(YOUR ASSIGNMENT) The expected output is every entry, repeated word for word.

Excerpts from an interface dataset:
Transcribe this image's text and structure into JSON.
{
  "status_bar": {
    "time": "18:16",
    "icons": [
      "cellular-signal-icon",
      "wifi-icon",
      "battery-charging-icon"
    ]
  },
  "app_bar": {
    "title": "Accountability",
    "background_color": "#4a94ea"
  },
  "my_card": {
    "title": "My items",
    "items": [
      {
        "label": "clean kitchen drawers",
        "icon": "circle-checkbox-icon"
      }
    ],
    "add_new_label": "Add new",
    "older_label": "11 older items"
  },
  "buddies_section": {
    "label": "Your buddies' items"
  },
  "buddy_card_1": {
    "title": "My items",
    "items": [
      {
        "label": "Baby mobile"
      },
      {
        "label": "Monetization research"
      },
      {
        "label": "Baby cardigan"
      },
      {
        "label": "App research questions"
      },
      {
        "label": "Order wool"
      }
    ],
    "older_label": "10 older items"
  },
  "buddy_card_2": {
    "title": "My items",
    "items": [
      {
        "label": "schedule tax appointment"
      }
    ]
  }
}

(OUTPUT OF THE EXERCISE)
Transcribe this image's text and structure into JSON.
{
  "status_bar": {
    "time": "18:16",
    "icons": [
      "cellular-signal-icon",
      "wifi-icon",
      "battery-charging-icon"
    ]
  },
  "app_bar": {
    "title": "Accountability",
    "background_color": "#4a94ea"
  },
  "my_card": {
    "title": "My items",
    "items": [
      {
        "label": "clean kitchen drawers",
        "icon": "circle-checkbox-icon"
      }
    ],
    "add_new_label": "Add new",
    "older_label": "11 older items"
  },
  "buddies_section": {
    "label": "Your buddies' items"
  },
  "buddy_card_1": {
    "title": "My items",
    "items": [
      {
        "label": "Baby mobile"
      },
      {
        "label": "Monetization research"
      },
      {
        "label": "Baby cardigan"
      },
      {
        "label": "App research questions"
      },
      {
        "label": "Order wool"
      }
    ],
    "older_label": "10 older items"
  },
  "buddy_card_2": {
    "title": "My items",
    "items": [
      {
        "label": "schedule tax appointment"
      }
    ]
  }
}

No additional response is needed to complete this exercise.